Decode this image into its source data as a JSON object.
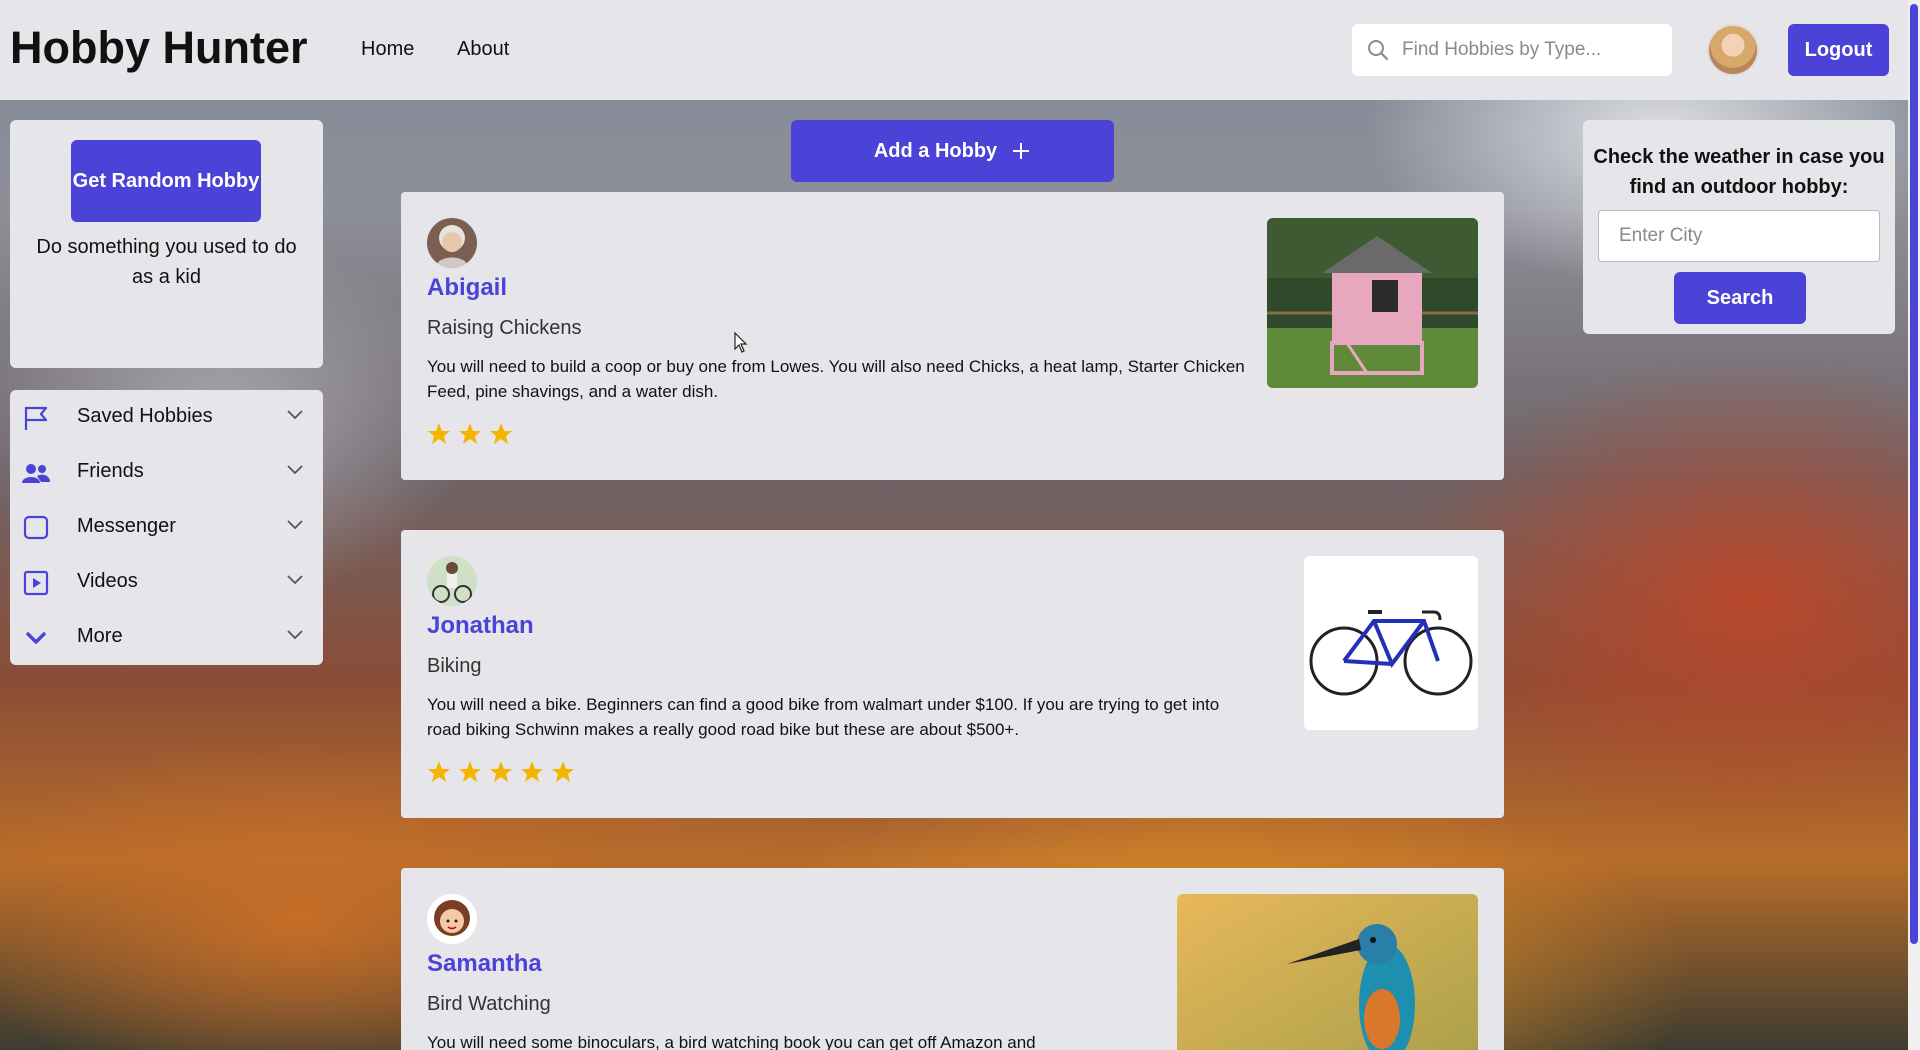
{
  "app": {
    "brand": "Hobby Hunter",
    "nav": [
      "Home",
      "About"
    ],
    "search_placeholder": "Find Hobbies by Type...",
    "logout_label": "Logout",
    "accent_color": "#4b43d8"
  },
  "random": {
    "button_label": "Get Random Hobby",
    "suggestion": "Do something you used to do as a kid"
  },
  "menu": {
    "items": [
      {
        "label": "Saved Hobbies",
        "icon": "flag-icon"
      },
      {
        "label": "Friends",
        "icon": "users-icon"
      },
      {
        "label": "Messenger",
        "icon": "message-icon"
      },
      {
        "label": "Videos",
        "icon": "video-icon"
      },
      {
        "label": "More",
        "icon": "chevron-down-icon"
      }
    ]
  },
  "add_hobby_label": "Add a Hobby",
  "posts": [
    {
      "name": "Abigail",
      "hobby": "Raising Chickens",
      "description": "You will need to build a coop or buy one from Lowes. You will also need Chicks, a heat lamp, Starter Chicken Feed, pine shavings, and a water dish.",
      "rating": 3
    },
    {
      "name": "Jonathan",
      "hobby": "Biking",
      "description": "You will need a bike. Beginners can find a good bike from walmart under $100. If you are trying to get into road biking Schwinn makes a really good road bike but these are about $500+.",
      "rating": 5
    },
    {
      "name": "Samantha",
      "hobby": "Bird Watching",
      "description": "You will need some binoculars, a bird watching book you can get off Amazon and"
    }
  ],
  "weather": {
    "title": "Check the weather in case you find an outdoor hobby:",
    "input_placeholder": "Enter City",
    "button_label": "Search"
  }
}
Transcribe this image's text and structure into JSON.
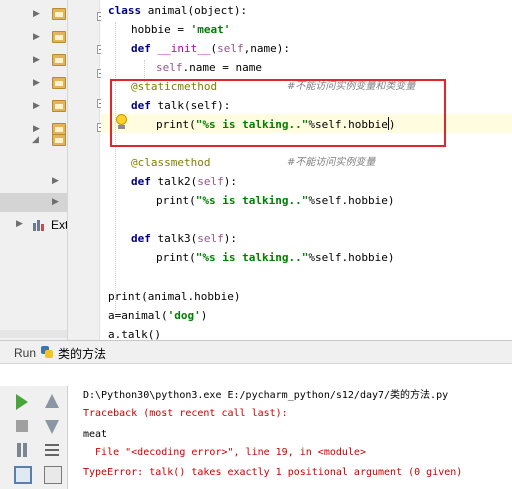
{
  "project_tree": {
    "folders": [
      "",
      "",
      "",
      "",
      "",
      "",
      ""
    ],
    "external_label": "Ext"
  },
  "colors": {
    "keyword": "#000080",
    "string": "#008000",
    "self": "#94558d",
    "decorator": "#808000",
    "comment": "#808080",
    "error": "#cc0000",
    "highlight_box": "#e0262a"
  },
  "editor": {
    "lines": [
      {
        "kw": "class ",
        "rest": "animal(object):"
      },
      {
        "name": "hobbie",
        "op": " = ",
        "str": "'meat'"
      },
      {
        "kw": "def ",
        "magic": "__init__",
        "open": "(",
        "self": "self",
        "rest": ",name):"
      },
      {
        "self": "self",
        "rest": ".name = name"
      },
      {
        "deco": "@staticmethod",
        "comment": "#不能访问实例变量和类变量"
      },
      {
        "kw": "def ",
        "rest": "talk(self):"
      },
      {
        "call": "print(",
        "str": "\"%s is talking..\"",
        "rest": "%self.hobbie",
        "close": ")"
      },
      {
        "deco": "@classmethod",
        "comment": "#不能访问实例变量"
      },
      {
        "kw": "def ",
        "rest": "talk2(",
        "self": "self",
        "close": "):"
      },
      {
        "call": "print(",
        "str": "\"%s is talking..\"",
        "rest": "%self.hobbie)"
      },
      {
        "kw": "def ",
        "rest": "talk3(",
        "self": "self",
        "close": "):"
      },
      {
        "call": "print(",
        "str": "\"%s is talking..\"",
        "rest": "%self.hobbie)"
      },
      {
        "rest": "print(animal.hobbie)"
      },
      {
        "pre": "a=animal(",
        "str": "'dog'",
        "close": ")"
      },
      {
        "rest": "a.talk()"
      }
    ]
  },
  "run_panel": {
    "title": "Run",
    "config_name": "类的方法",
    "console": [
      {
        "type": "cmd",
        "text": "D:\\Python30\\python3.exe E:/pycharm_python/s12/day7/类的方法.py"
      },
      {
        "type": "err",
        "text": "Traceback (most recent call last):"
      },
      {
        "type": "out",
        "text": "meat"
      },
      {
        "type": "err",
        "text": "  File \"<decoding error>\", line 19, in <module>"
      },
      {
        "type": "err",
        "text": "TypeError: talk() takes exactly 1 positional argument (0 given)"
      }
    ]
  }
}
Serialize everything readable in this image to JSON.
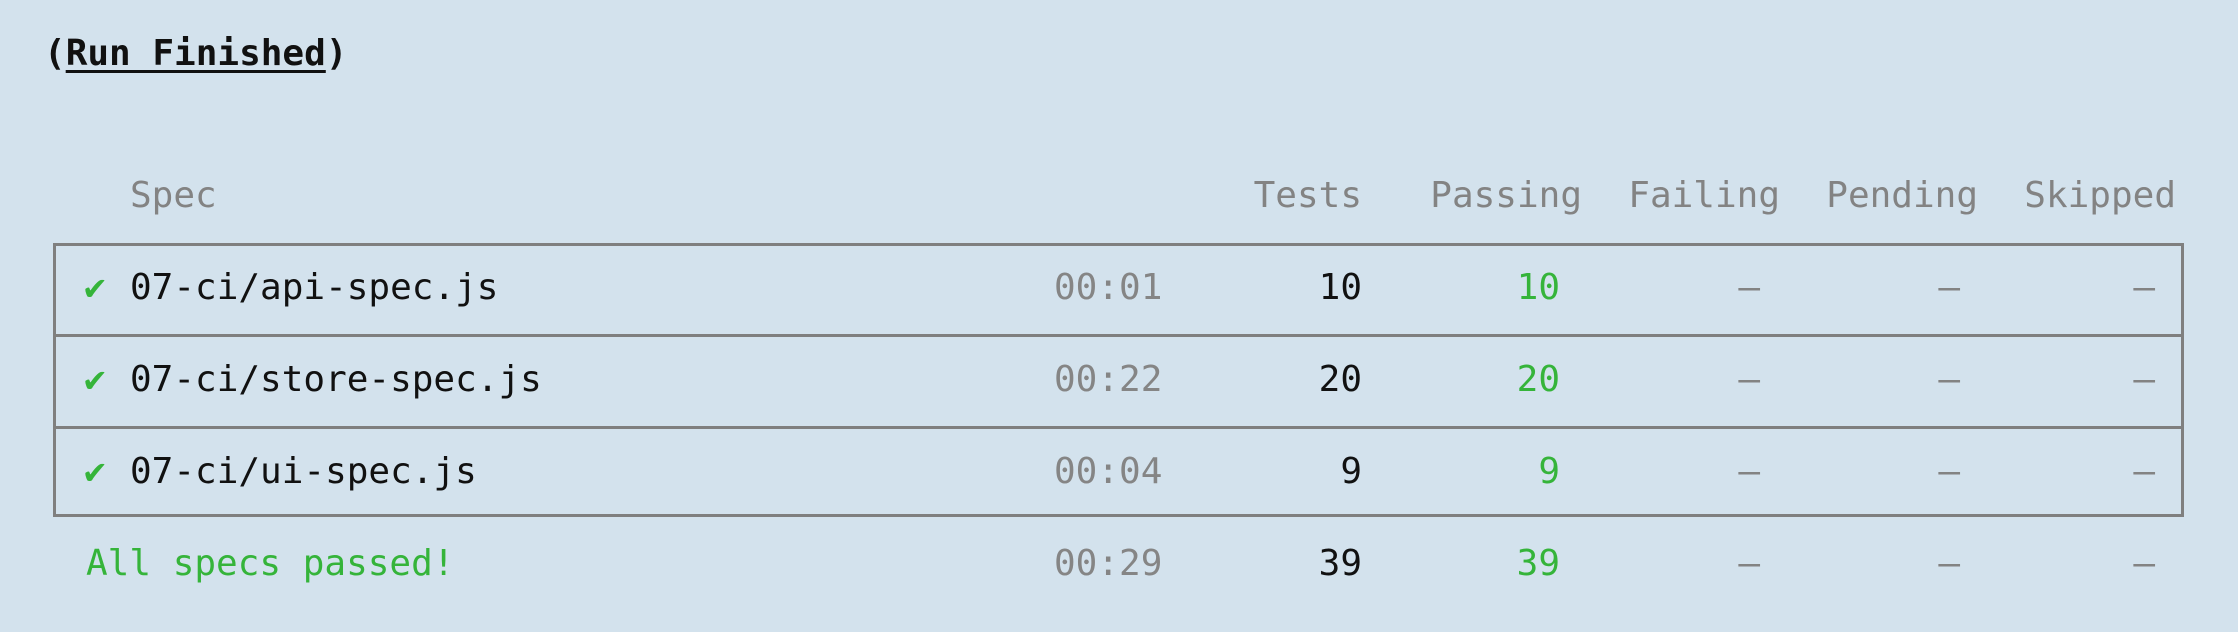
{
  "title": {
    "open": "(",
    "label": "Run Finished",
    "close": ")"
  },
  "header": {
    "spec": "Spec",
    "tests": "Tests",
    "passing": "Passing",
    "failing": "Failing",
    "pending": "Pending",
    "skipped": "Skipped"
  },
  "rows": [
    {
      "check": "✔",
      "spec": "07-ci/api-spec.js",
      "duration": "00:01",
      "tests": "10",
      "passing": "10",
      "failing": "–",
      "pending": "–",
      "skipped": "–"
    },
    {
      "check": "✔",
      "spec": "07-ci/store-spec.js",
      "duration": "00:22",
      "tests": "20",
      "passing": "20",
      "failing": "–",
      "pending": "–",
      "skipped": "–"
    },
    {
      "check": "✔",
      "spec": "07-ci/ui-spec.js",
      "duration": "00:04",
      "tests": "9",
      "passing": "9",
      "failing": "–",
      "pending": "–",
      "skipped": "–"
    }
  ],
  "summary": {
    "label": "All specs passed!",
    "duration": "00:29",
    "tests": "39",
    "passing": "39",
    "failing": "–",
    "pending": "–",
    "skipped": "–"
  },
  "colors": {
    "background": "#d3e2ed",
    "pass": "#35b43a",
    "muted": "#838383",
    "border": "#7f7f7f"
  }
}
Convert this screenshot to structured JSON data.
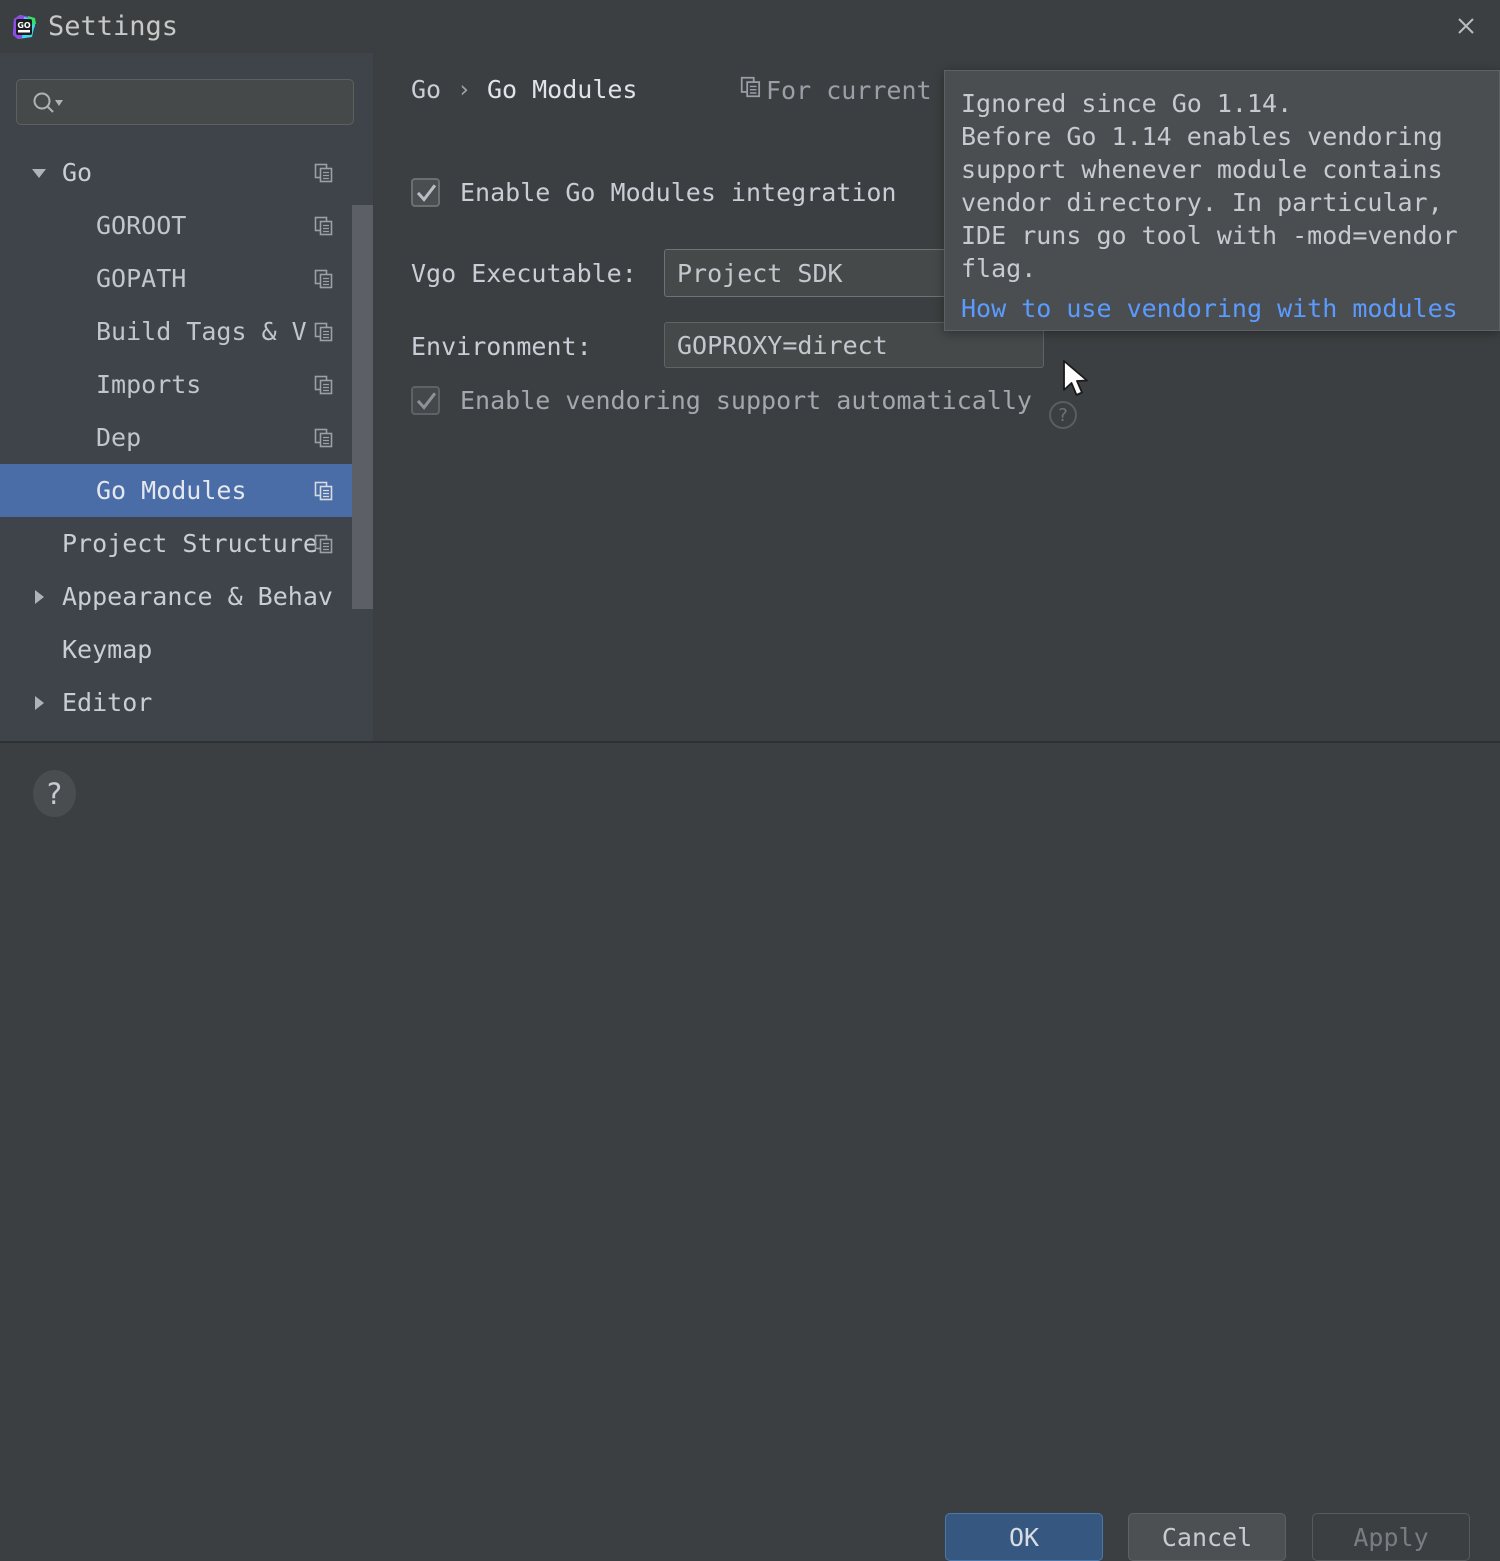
{
  "window": {
    "title": "Settings",
    "logo_icon": "goland-logo-icon",
    "close_icon": "close-icon"
  },
  "sidebar": {
    "search": {
      "value": "",
      "placeholder": "",
      "icon": "search-icon"
    },
    "scrollbar": "vertical-scrollbar",
    "items": [
      {
        "label": "Go",
        "level": 0,
        "arrow": "expanded",
        "selected": false,
        "copy_icon": "copy-icon"
      },
      {
        "label": "GOROOT",
        "level": 1,
        "arrow": "none",
        "selected": false,
        "copy_icon": "copy-icon"
      },
      {
        "label": "GOPATH",
        "level": 1,
        "arrow": "none",
        "selected": false,
        "copy_icon": "copy-icon"
      },
      {
        "label": "Build Tags & V",
        "level": 1,
        "arrow": "none",
        "selected": false,
        "copy_icon": "copy-icon"
      },
      {
        "label": "Imports",
        "level": 1,
        "arrow": "none",
        "selected": false,
        "copy_icon": "copy-icon"
      },
      {
        "label": "Dep",
        "level": 1,
        "arrow": "none",
        "selected": false,
        "copy_icon": "copy-icon"
      },
      {
        "label": "Go Modules",
        "level": 1,
        "arrow": "none",
        "selected": true,
        "copy_icon": "copy-icon"
      },
      {
        "label": "Project Structure",
        "level": 0,
        "arrow": "none",
        "selected": false,
        "copy_icon": "copy-icon"
      },
      {
        "label": "Appearance & Behav",
        "level": 0,
        "arrow": "collapsed",
        "selected": false,
        "copy_icon": ""
      },
      {
        "label": "Keymap",
        "level": 0,
        "arrow": "none",
        "selected": false,
        "copy_icon": ""
      },
      {
        "label": "Editor",
        "level": 0,
        "arrow": "collapsed",
        "selected": false,
        "copy_icon": ""
      }
    ]
  },
  "main": {
    "breadcrumb": {
      "root": "Go",
      "separator": "›",
      "current": "Go Modules"
    },
    "for_current": {
      "label": "For current",
      "icon": "copy-icon"
    },
    "enable_modules": {
      "label": "Enable Go Modules integration",
      "checked": true
    },
    "vgo_executable": {
      "label": "Vgo Executable:",
      "value": "Project SDK"
    },
    "environment": {
      "label": "Environment:",
      "value": "GOPROXY=direct"
    },
    "enable_vendoring": {
      "label": "Enable vendoring support automatically",
      "checked": true,
      "help_icon": "question-mark-icon",
      "help_glyph": "?"
    }
  },
  "tooltip": {
    "lines": [
      "Ignored since Go 1.14.",
      "Before Go 1.14 enables vendoring",
      "support whenever module contains",
      "vendor directory. In particular,",
      "IDE runs go tool with -mod=vendor",
      "flag."
    ],
    "link": "How to use vendoring with modules",
    "link_color": "#5b9bff"
  },
  "cursor": {
    "icon": "mouse-pointer-icon"
  },
  "bottom": {
    "help_glyph": "?",
    "help_icon": "help-circle-icon",
    "ok_label": "OK",
    "cancel_label": "Cancel",
    "apply_label": "Apply",
    "ok_color": "#365880"
  }
}
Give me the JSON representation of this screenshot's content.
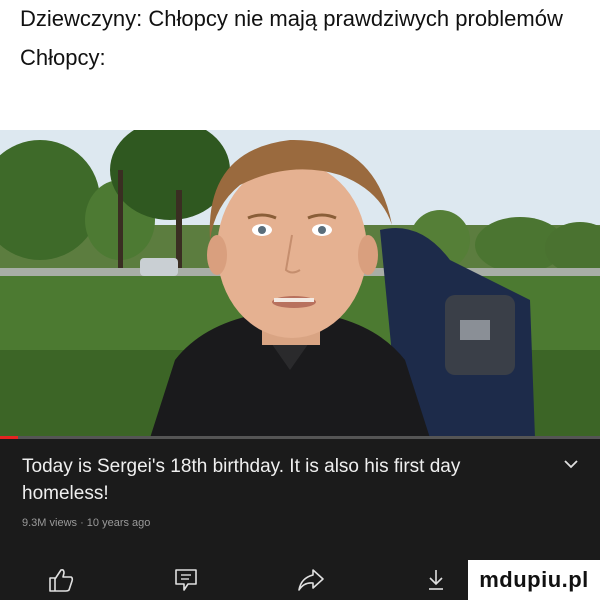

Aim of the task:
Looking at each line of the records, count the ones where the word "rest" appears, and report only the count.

Answer to the exercise:
11